Benjamin Dean Meritt
From the American Philosophical Society:
In a close-packed professional career of close on seventy years, Benjamin Meritt shed new light on many areas of the ancient Greek scene, especially on Athens in the days of her imperial greatness. […] Meritt's association with the Institute for Advanced Study at Princeton began in 1935. He was one of a group of four appointed in that year as charter members of the newly founded School of Humanistic Studies, now the School of Historical Studies. The appointment was proposed by Abraham Flexner, the first director of the Institute, who had himself begun as a teacher of Greek and Latin and who had come to know Meritt both by reputation and through sharing summers with Meritt's family on Lake Ahmic in Ontario. In his autobiography Dr. Flexner reports that a local resident, when informed of the prestigious appointment, replied, "Well, you kin never tell by looking at a frog how far he will jump."
The appointment to the Institute came at a propitious moment in Meritt's career. Relieved of all academic duties except to push on with his own research, he was able to concentrate on his two major commitments: the Athenian tribute lists and the inflow of new inscriptions from the Athenian Agora. The administrative flexibility of the young Institute made it possible for him to have with him from time to time at Princeton the other two members of the team of three who were now working intensively on the tribute lists. This remarkable linkage survived World War II and brought the project to a triumphant conclusion in 1953 with the publication of Volume IV of The Athenian Tribute Lists.
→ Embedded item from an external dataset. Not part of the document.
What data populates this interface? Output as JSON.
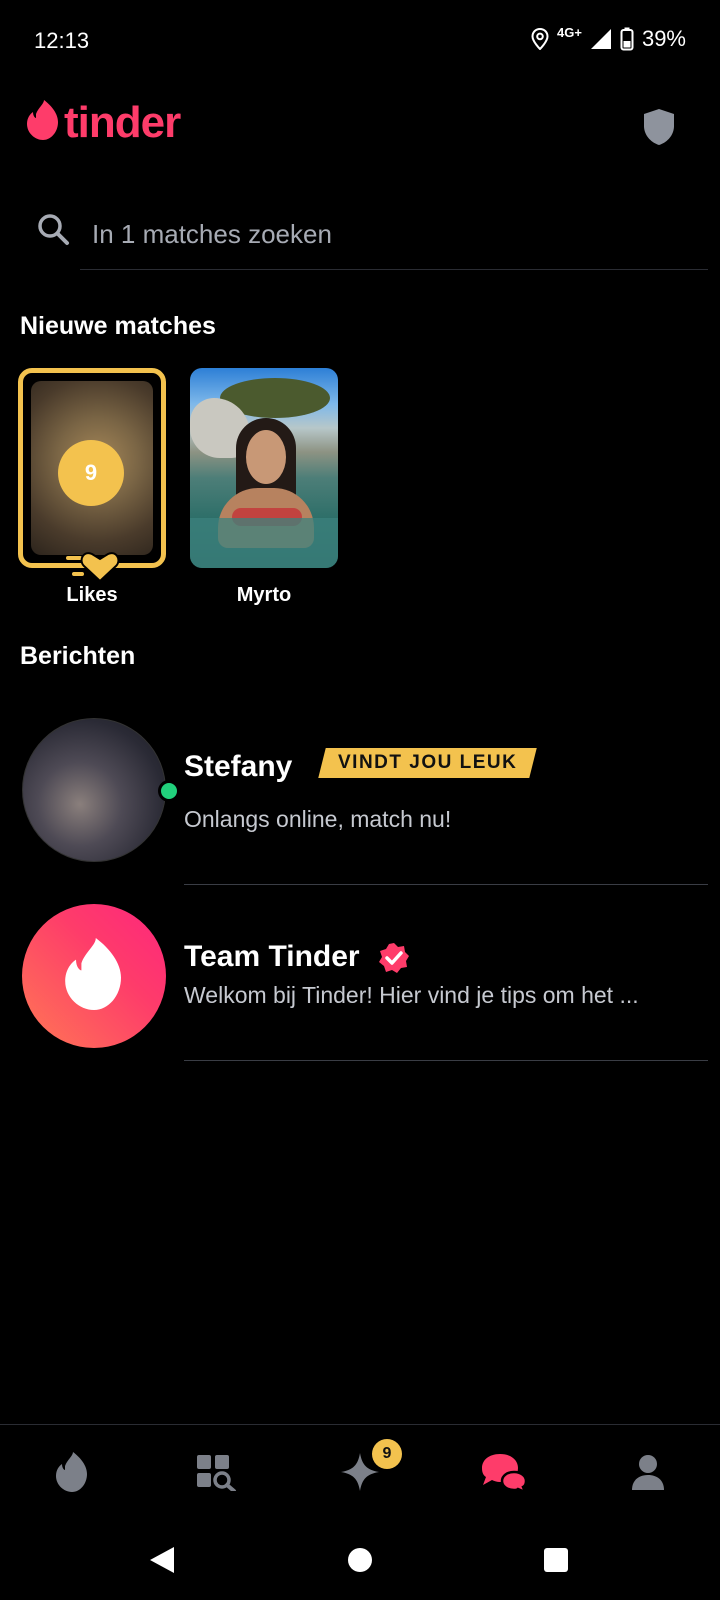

To facilitate the work on the tribute lists and on the new inscriptions from the Agora, Meritt built up in the Institute a first-rate epigraphic library, especially strong on the Athenian side. He also assembled a collection of many thousand "squeezes" (impressions on heavy paper) of Athenian inscriptions of all periods. This combination of facilities, made readily accessible in a convenient setting, has formed the physical basis for a center of epigraphic studies. The situation was made ideal by the hospitable atmosphere created by Meritt with the administrative support of the Institute.